[Excerpts from an interface dataset]

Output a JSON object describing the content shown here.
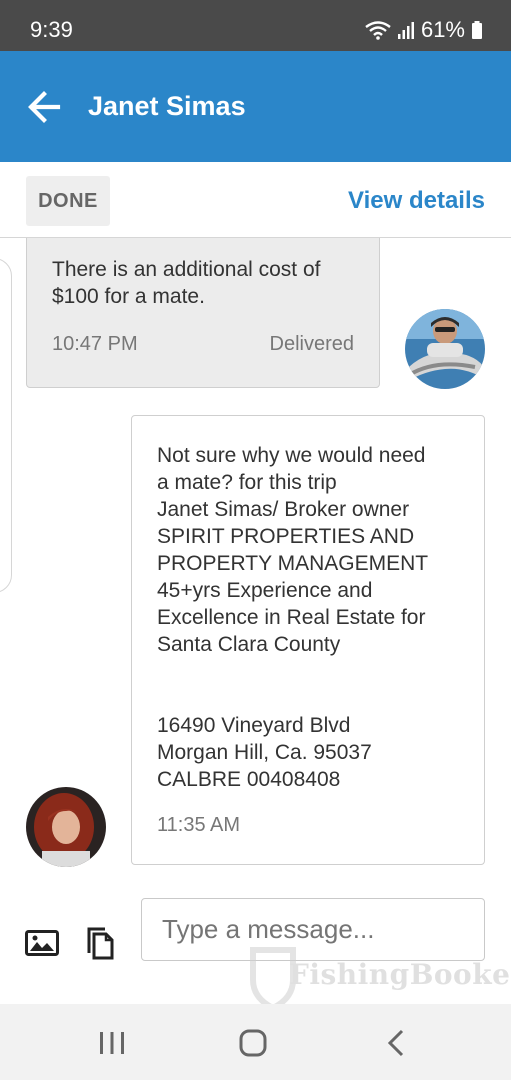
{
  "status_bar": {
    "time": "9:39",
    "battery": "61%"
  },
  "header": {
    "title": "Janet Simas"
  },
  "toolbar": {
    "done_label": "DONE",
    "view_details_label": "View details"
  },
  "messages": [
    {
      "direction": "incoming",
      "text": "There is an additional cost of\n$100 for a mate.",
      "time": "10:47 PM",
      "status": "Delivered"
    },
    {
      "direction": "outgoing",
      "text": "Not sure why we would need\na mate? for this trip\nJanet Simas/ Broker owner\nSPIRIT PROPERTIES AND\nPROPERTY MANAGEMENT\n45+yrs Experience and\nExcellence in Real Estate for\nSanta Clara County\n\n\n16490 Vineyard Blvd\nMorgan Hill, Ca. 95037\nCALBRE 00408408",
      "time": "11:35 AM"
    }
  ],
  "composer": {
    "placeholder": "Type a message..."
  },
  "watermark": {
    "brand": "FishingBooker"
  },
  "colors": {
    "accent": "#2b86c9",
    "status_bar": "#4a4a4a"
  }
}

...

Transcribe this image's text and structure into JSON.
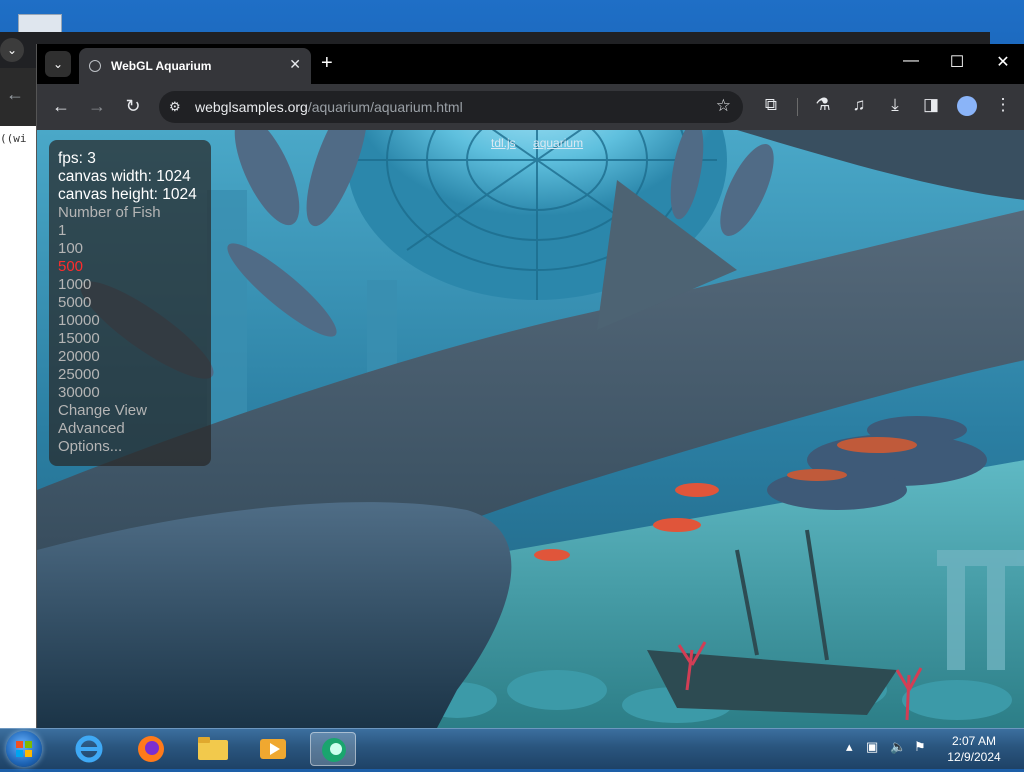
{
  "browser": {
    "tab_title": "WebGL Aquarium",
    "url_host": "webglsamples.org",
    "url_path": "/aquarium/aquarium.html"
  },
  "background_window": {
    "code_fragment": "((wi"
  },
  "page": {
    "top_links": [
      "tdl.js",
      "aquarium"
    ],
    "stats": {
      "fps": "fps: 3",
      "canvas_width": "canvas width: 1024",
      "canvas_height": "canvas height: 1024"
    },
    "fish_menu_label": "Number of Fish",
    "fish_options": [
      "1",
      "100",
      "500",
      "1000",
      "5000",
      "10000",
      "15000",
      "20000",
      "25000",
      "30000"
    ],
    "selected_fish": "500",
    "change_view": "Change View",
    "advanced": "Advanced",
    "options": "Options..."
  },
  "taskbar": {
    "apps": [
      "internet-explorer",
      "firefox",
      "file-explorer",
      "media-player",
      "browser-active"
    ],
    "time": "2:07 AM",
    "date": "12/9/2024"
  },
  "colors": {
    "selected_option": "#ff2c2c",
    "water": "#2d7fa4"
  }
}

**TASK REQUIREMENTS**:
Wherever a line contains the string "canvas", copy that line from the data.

**SOLUTION TO THIS TASK**:
      "canvas_width": "canvas width: 1024",
      "canvas_height": "canvas height: 1024"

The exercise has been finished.